__Task statement__
The answer must be every line from the entries below that contains "user".

[[ Given entries, beginning ]]

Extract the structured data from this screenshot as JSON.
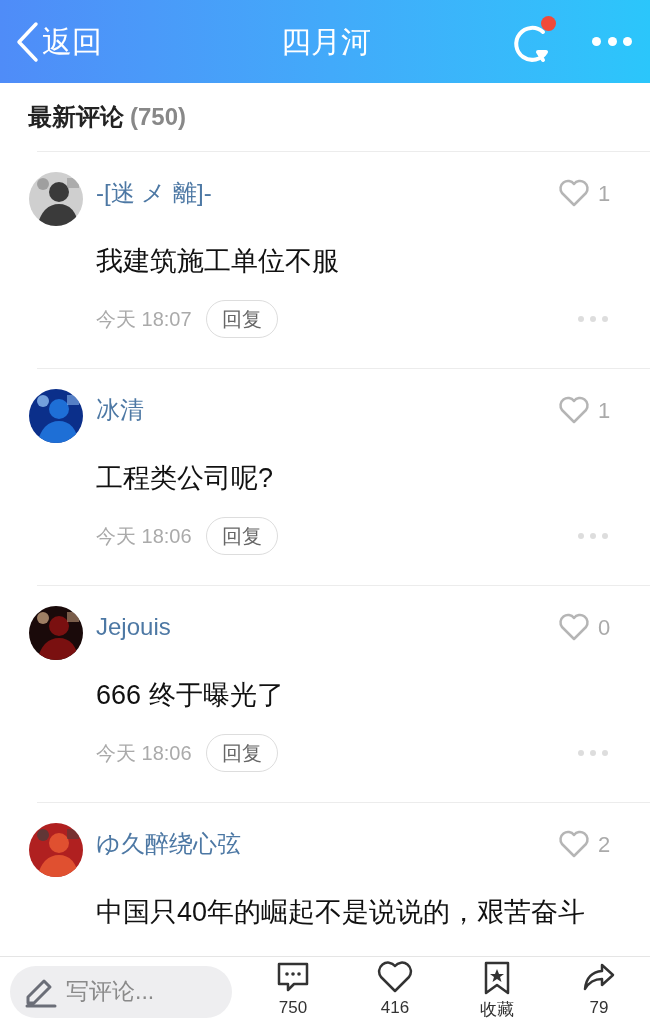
{
  "header": {
    "back": "返回",
    "title": "四月河",
    "has_notification": true
  },
  "section": {
    "title": "最新评论",
    "count": "(750)"
  },
  "comments": [
    {
      "user": "-[迷 メ 離]-",
      "likes": "1",
      "text": "我建筑施工单位不服",
      "time": "今天 18:07",
      "reply": "回复"
    },
    {
      "user": "冰清",
      "likes": "1",
      "text": "工程类公司呢?",
      "time": "今天 18:06",
      "reply": "回复"
    },
    {
      "user": "Jejouis",
      "likes": "0",
      "text": "666 终于曝光了",
      "time": "今天 18:06",
      "reply": "回复"
    },
    {
      "user": "ゆ久醉绕心弦",
      "likes": "2",
      "text": "中国只40年的崛起不是说说的，艰苦奋斗"
    }
  ],
  "bottom_bar": {
    "placeholder": "写评论...",
    "actions": [
      {
        "kind": "comment",
        "label": "750"
      },
      {
        "kind": "like",
        "label": "416"
      },
      {
        "kind": "favorite",
        "label": "收藏"
      },
      {
        "kind": "share",
        "label": "79"
      }
    ]
  }
}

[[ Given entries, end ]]

__Output for this task__
      "user": "-[迷 メ 離]-",
      "user": "冰清",
      "user": "Jejouis",
      "user": "ゆ久醉绕心弦",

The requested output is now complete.